Fighting pacemaker infections
When someone’s heart skips a beat, or beats too fast, doctors implant pacemakers to create a normal heart rhythm. But with those lifesaving implants comes the risk of infection. There is a 90-year-old patient whose pacemaker’s infected lead wires were bound to her blood vessels, creating a critical need for high-tech surgery.
Muriel Smith said, “my heart was skipping beats. Even in my sleep, it was skipping four and five beats.”
Smith had her first pacemaker implanted 30 years ago to regulate her heart arrhythmia. These devices have wires, which bind to the blood vessels over time and can become severely infected.
Smith explained, “It was all red and you could tell it was infected because around the edges it was red and puffy looking. They rushed me to the hospital, and they took me to surgery. For a while, nobody thought I was going to make it.”
Valay Parikh, MD, FACC, FHRS, Cardiac Electrophysiologist at Baptist Health System, San Antonio said “In about one percent of people infection happens attached with the leads and wires. It can happen in the pocket because we are all surrounded with bacteria. We use new technology like laser lead extraction materials. We open the pocket. We clean the pocket and take care of the infection in the pocket.”
In the trickiest part, the doctor extracts the lead wires using laser technology.
“I had tissue all around that thing,” Smith said, “so they had to cut it out.”
And once the pacemaker and infected leads were out, they stayed out.
“I don’t want to have any more surgery,” Smith said. “I’m satisfied. I just want to be well enough to see my kids happy.”
Although the risk of infection is very low, at about one percent, Dr. Parikh cautions that patients need to be very aware of the signs of infection like redness, increased swelling, and blood or discharge coming out of the surgical area.
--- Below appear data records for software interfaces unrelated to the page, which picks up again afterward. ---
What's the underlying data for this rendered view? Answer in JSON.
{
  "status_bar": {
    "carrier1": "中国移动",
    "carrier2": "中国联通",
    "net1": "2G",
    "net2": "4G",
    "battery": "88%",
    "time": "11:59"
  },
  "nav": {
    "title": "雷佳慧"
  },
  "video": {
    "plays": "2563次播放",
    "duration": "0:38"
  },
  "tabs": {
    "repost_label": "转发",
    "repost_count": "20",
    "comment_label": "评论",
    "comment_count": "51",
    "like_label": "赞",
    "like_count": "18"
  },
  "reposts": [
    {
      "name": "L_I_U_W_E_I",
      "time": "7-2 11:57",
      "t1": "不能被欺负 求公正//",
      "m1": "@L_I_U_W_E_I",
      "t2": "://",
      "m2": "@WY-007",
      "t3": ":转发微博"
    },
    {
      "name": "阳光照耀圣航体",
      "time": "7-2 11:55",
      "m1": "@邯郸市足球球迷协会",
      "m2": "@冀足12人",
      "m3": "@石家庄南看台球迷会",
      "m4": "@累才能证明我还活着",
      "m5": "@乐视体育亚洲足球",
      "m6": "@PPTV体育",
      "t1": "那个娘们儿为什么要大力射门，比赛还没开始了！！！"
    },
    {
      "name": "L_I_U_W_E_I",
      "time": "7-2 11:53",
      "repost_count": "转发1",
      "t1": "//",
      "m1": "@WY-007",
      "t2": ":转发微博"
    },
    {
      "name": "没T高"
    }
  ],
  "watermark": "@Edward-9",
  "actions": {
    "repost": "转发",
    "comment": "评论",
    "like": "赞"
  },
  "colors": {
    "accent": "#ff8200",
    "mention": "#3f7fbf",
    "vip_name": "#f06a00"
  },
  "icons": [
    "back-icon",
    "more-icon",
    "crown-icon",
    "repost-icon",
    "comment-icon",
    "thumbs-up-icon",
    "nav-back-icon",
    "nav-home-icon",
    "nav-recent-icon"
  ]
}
It is a quick trip from the primary infection to poisoning the bloodstream.